— What you should do —
From the entries below, please gather each line containing the string "unit".

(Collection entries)
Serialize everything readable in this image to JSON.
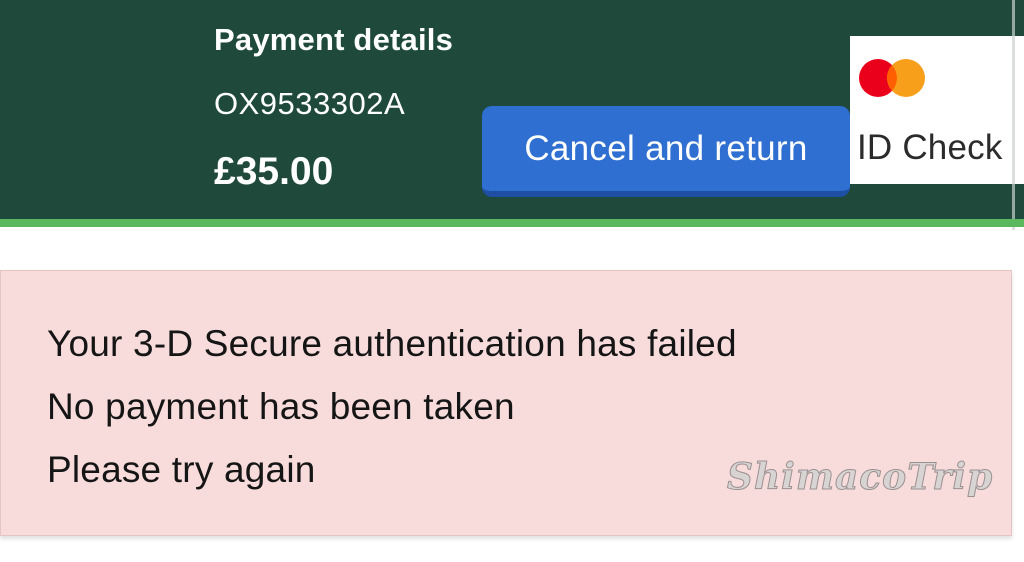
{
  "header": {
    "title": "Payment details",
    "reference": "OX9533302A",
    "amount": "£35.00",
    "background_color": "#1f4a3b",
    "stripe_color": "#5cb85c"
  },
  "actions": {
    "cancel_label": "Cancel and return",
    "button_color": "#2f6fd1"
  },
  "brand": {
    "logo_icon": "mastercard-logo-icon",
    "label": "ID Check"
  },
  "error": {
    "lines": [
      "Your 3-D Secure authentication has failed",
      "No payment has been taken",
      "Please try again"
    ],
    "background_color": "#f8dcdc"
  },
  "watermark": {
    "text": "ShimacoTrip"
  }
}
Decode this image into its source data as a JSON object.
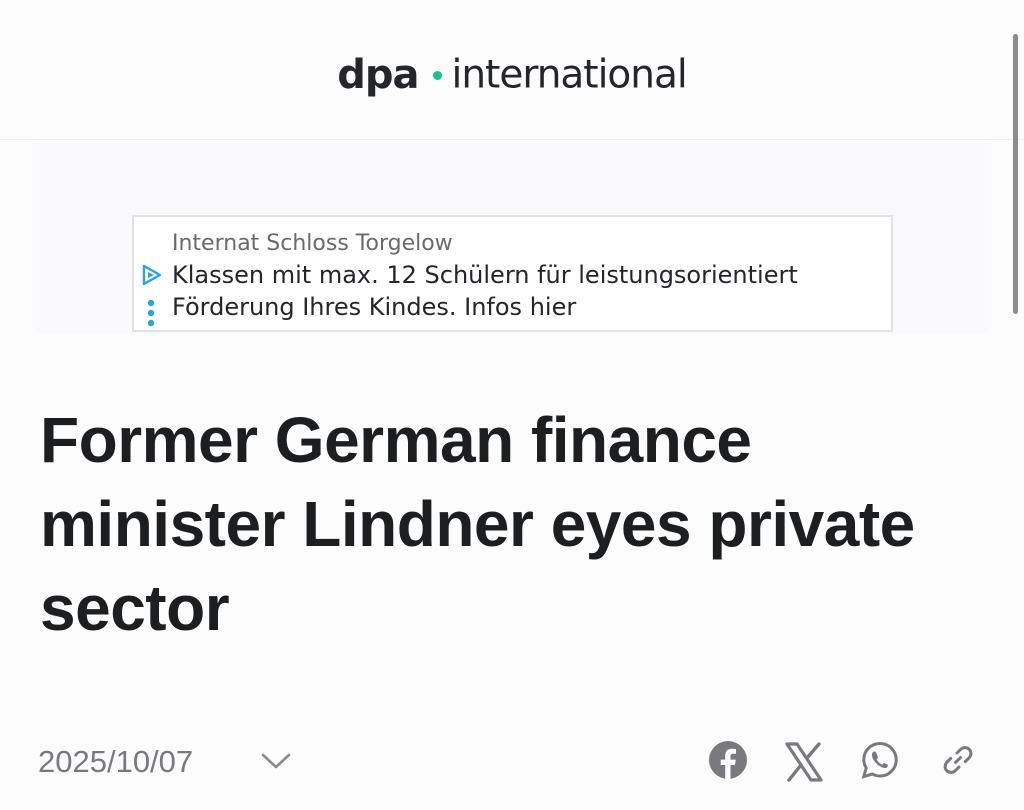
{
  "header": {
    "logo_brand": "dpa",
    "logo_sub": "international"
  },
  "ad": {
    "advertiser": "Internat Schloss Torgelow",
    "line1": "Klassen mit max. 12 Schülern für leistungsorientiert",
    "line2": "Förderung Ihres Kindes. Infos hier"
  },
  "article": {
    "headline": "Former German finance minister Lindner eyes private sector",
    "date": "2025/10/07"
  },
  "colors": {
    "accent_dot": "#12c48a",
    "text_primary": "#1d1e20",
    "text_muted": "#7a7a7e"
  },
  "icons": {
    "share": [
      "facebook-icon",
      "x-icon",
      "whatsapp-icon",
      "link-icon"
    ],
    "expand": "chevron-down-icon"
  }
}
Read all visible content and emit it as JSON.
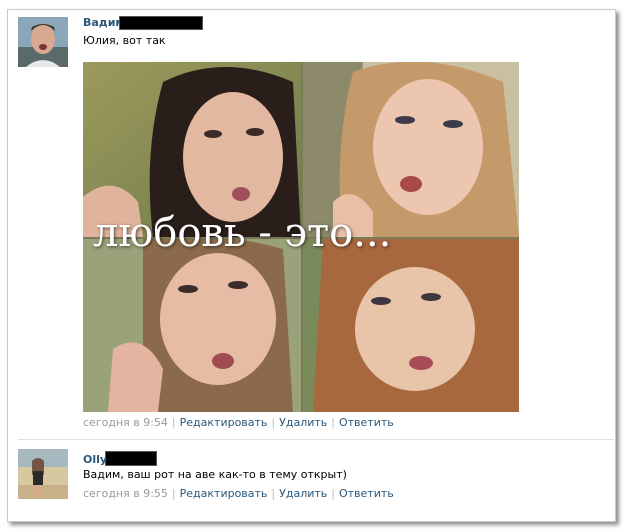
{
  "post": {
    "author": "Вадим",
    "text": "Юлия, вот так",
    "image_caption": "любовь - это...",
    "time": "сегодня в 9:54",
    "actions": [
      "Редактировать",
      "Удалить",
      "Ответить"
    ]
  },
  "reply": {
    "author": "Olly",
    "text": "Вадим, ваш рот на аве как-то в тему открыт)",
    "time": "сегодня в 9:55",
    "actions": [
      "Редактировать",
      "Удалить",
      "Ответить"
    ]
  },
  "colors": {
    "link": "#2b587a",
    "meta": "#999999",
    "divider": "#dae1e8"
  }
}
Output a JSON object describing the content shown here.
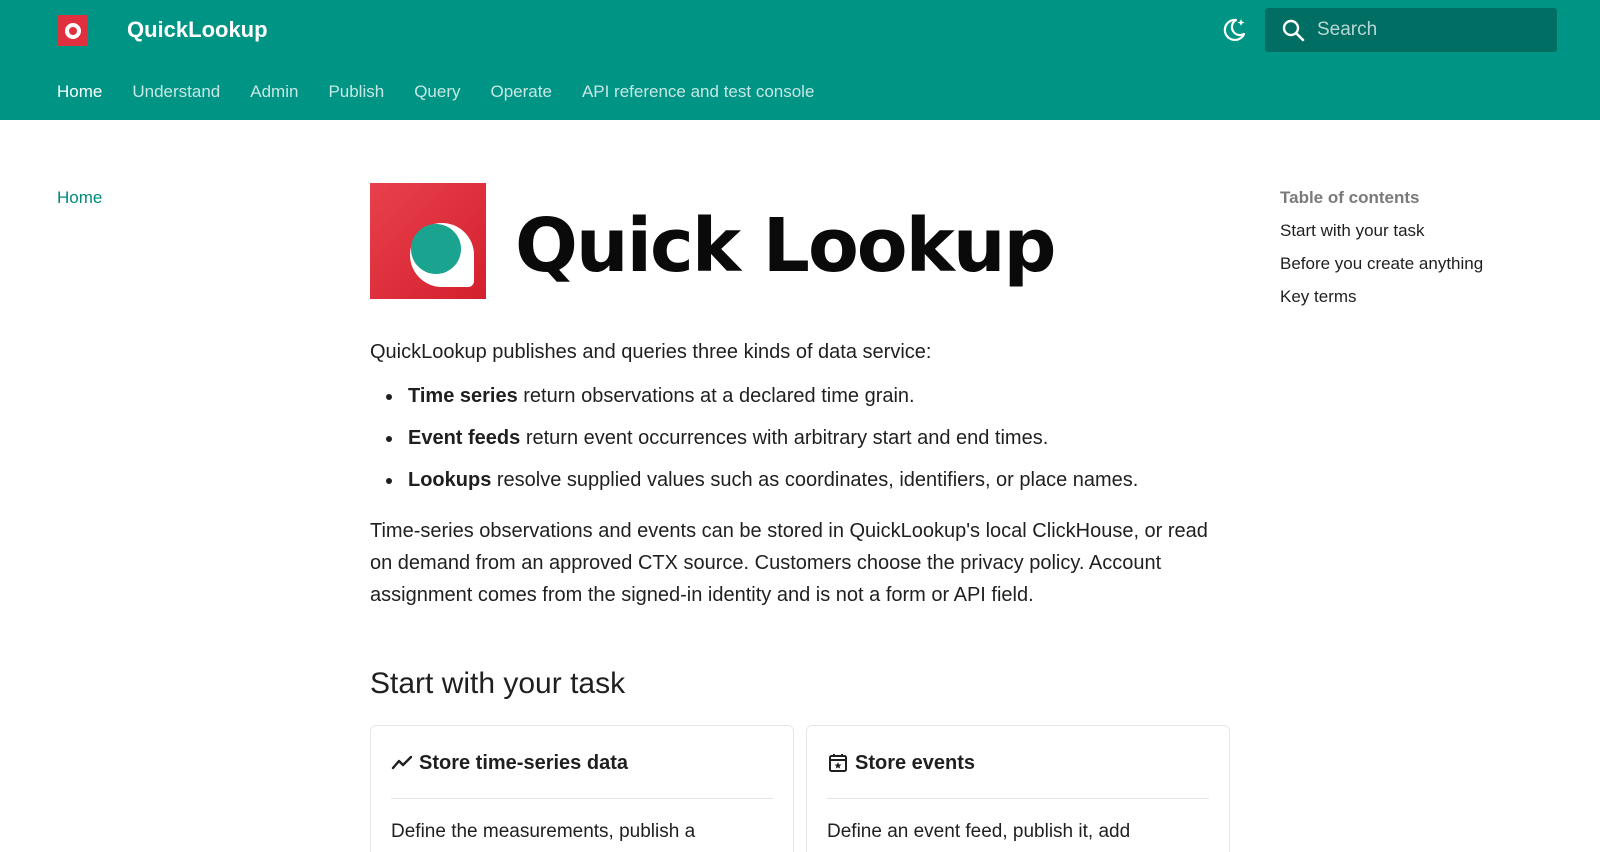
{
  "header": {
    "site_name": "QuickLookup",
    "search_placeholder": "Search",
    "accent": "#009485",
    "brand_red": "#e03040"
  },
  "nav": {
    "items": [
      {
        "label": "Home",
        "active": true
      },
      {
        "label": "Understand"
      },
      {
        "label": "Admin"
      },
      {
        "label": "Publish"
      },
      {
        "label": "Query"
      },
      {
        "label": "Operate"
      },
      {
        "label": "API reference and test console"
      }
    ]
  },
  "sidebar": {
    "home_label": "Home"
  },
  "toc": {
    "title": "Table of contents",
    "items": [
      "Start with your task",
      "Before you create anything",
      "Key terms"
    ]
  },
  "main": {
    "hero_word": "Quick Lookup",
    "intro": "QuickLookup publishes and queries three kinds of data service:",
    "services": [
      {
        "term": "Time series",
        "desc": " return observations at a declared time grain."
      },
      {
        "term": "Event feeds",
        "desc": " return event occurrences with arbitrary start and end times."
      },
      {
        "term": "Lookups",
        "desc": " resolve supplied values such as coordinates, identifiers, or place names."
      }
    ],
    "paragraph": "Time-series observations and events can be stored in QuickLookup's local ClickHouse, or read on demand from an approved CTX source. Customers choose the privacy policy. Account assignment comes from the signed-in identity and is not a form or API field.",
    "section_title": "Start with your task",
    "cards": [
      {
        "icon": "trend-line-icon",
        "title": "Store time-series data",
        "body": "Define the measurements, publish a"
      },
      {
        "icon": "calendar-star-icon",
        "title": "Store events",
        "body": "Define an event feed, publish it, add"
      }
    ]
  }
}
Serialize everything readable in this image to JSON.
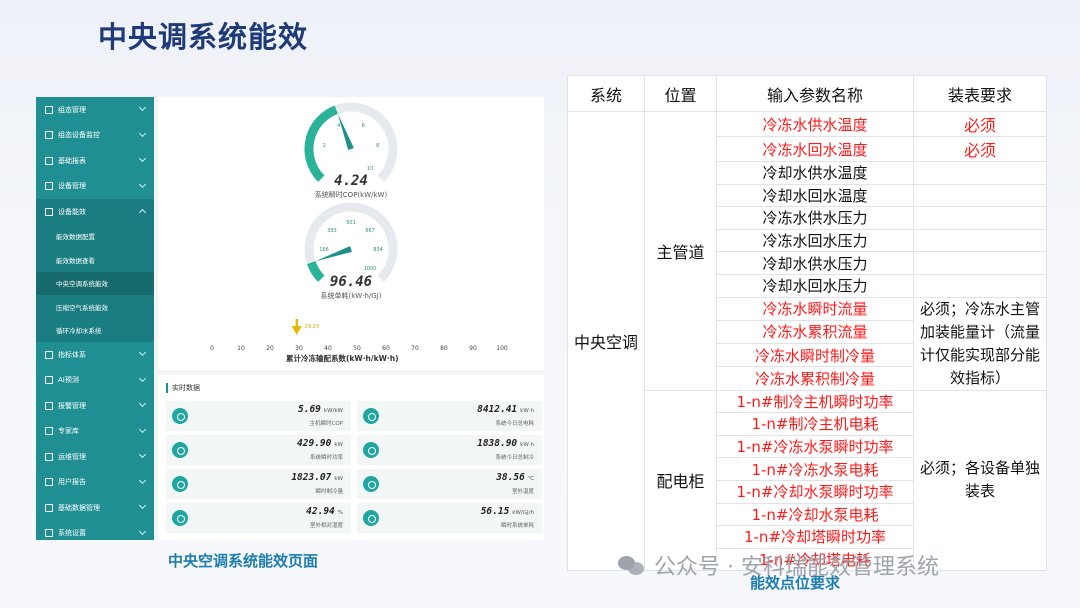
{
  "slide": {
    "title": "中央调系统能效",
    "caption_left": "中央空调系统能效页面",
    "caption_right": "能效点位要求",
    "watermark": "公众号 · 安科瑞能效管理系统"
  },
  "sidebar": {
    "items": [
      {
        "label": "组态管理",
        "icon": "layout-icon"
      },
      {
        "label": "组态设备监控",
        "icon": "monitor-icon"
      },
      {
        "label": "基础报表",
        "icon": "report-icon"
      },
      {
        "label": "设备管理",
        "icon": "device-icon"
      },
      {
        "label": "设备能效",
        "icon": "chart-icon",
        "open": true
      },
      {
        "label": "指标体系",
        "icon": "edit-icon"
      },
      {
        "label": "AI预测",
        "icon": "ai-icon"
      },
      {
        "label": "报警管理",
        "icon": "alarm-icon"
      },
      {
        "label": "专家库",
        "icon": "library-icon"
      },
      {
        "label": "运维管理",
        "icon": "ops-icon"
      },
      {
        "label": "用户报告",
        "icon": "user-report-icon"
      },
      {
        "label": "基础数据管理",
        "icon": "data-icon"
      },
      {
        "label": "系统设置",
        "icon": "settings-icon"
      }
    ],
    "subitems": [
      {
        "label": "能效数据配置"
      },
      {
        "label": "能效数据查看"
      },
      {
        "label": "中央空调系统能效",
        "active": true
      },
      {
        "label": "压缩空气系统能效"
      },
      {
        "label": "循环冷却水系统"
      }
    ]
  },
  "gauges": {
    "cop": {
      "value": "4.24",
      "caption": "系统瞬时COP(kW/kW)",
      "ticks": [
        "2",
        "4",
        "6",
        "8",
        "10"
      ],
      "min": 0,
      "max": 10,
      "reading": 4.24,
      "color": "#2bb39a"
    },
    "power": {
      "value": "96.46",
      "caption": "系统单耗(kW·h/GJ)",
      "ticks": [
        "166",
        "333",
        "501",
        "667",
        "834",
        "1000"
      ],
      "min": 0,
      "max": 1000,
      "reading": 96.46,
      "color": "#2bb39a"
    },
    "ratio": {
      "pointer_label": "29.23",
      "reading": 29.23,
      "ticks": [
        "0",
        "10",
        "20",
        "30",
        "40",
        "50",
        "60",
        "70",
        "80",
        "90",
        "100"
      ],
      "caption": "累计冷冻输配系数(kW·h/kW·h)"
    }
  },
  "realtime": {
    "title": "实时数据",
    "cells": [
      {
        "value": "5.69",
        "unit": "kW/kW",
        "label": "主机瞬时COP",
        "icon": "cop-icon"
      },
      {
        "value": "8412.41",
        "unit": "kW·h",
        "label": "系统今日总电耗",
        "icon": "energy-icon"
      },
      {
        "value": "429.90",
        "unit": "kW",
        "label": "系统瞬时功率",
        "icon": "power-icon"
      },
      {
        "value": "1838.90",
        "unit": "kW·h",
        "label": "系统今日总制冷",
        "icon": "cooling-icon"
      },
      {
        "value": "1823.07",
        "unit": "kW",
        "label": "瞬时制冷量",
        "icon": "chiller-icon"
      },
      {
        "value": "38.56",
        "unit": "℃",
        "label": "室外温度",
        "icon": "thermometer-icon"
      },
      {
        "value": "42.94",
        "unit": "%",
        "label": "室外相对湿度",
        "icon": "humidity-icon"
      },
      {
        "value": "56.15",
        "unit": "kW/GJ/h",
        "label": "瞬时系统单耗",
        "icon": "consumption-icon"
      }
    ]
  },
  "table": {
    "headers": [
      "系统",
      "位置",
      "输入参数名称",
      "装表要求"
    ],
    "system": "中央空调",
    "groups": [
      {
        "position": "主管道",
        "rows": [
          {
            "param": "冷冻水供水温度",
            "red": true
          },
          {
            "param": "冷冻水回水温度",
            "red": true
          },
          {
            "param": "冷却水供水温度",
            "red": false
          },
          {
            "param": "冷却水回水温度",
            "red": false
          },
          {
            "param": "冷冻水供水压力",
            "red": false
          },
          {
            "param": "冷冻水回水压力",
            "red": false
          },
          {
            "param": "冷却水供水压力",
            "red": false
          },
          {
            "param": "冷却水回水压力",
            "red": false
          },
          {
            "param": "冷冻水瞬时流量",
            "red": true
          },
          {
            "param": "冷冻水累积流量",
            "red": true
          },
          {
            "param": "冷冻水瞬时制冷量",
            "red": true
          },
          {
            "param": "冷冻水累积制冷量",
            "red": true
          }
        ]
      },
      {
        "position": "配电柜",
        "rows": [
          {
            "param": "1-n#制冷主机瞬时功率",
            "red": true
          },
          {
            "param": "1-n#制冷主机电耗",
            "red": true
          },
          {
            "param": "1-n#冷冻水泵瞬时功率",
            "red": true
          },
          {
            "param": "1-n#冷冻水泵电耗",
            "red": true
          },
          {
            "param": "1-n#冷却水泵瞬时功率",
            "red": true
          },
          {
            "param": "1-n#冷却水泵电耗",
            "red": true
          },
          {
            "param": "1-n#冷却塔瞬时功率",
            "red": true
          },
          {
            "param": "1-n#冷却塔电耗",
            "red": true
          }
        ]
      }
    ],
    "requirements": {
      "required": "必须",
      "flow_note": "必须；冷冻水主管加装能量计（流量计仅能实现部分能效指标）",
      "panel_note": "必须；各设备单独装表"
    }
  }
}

— Solution for this exercise —
        "unit": "kW/kW",
        "unit": "kW·h",
        "unit": "kW",
        "unit": "kW·h",
        "unit": "kW",
        "unit": "℃",
        "unit": "%",
        "unit": "kW/GJ/h",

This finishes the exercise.